Monday, April 24, 2006


US Dollar Not The 'Absolute' Currency

Forbes picked up the G7 news. "The dollar remained firmly on the backfoot after G7 countries called for emerging countries' currencies to be allowed to appreciate, particularly the Chinese yuan. Such a direct statement on the currency issue had been unexpected and it added to a string of dollar-negative issues in the market at the moment, including record high oil prices and the possibility of more central banks diversifying their reserves away from the dollar."

"UBS analyst Daniel Katzive said the G7 statement over the weekend could contribute to bringing concern over global imbalances back to being a key issue in currency markets, particularly after the IMF was 'unequivocal' in stating that a weaker dollar was likely to be part of global rebalancing."

"'The statement caps a week of official focus on the potential risks from and remedies for international imbalances, suggesting official focus on this topic has reached a new level of intensity,' he said."

"Katzive also noted a comment from Russia's central bank chief on Friday that the dollar was not the 'absolute' reserve currency, while a Qatar central bank official was reported this morning as indicating that the central bank is buying euros and could continue until a 40 pct allocation is reached."

Blogger is having some serious server problems. I know at least one more outage is scheduled for 4PM PST this afternoon. Thanks for your patience with the posting problems.
Gold around $620 and silver around $12 so far today.

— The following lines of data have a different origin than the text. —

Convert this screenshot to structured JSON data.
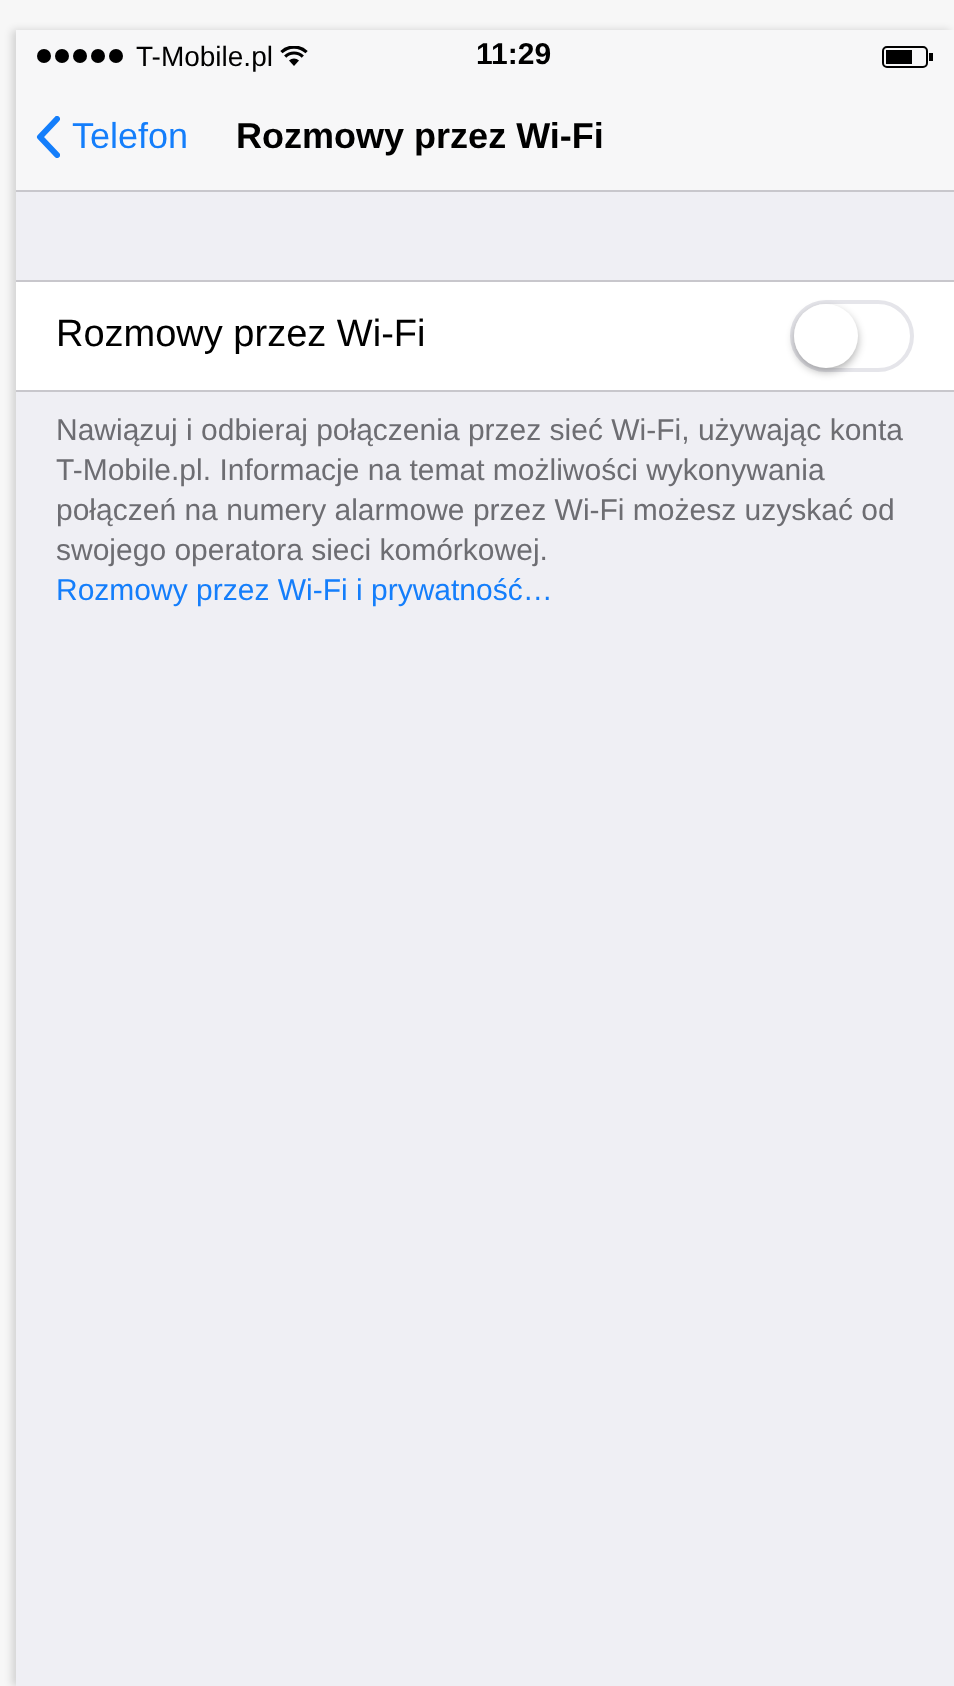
{
  "status_bar": {
    "carrier": "T-Mobile.pl",
    "time": "11:29"
  },
  "nav": {
    "back": "Telefon",
    "title": "Rozmowy przez Wi-Fi"
  },
  "setting": {
    "label": "Rozmowy przez Wi-Fi",
    "on": false
  },
  "footer": {
    "text": "Nawiązuj i odbieraj połączenia przez sieć Wi-Fi, używając konta T-Mobile.pl. Informacje na temat możliwości wykonywania połączeń na numery alarmowe przez Wi-Fi możesz uzyskać od swojego operatora sieci komórkowej.",
    "link": "Rozmowy przez Wi-Fi i prywatność…"
  }
}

Missed Friday's buying opportunity, but it looks like another one has presented itself. I'm not going to miss this one.
Post a Comment

<< Home

This page is powered by Blogger. Isn't yours?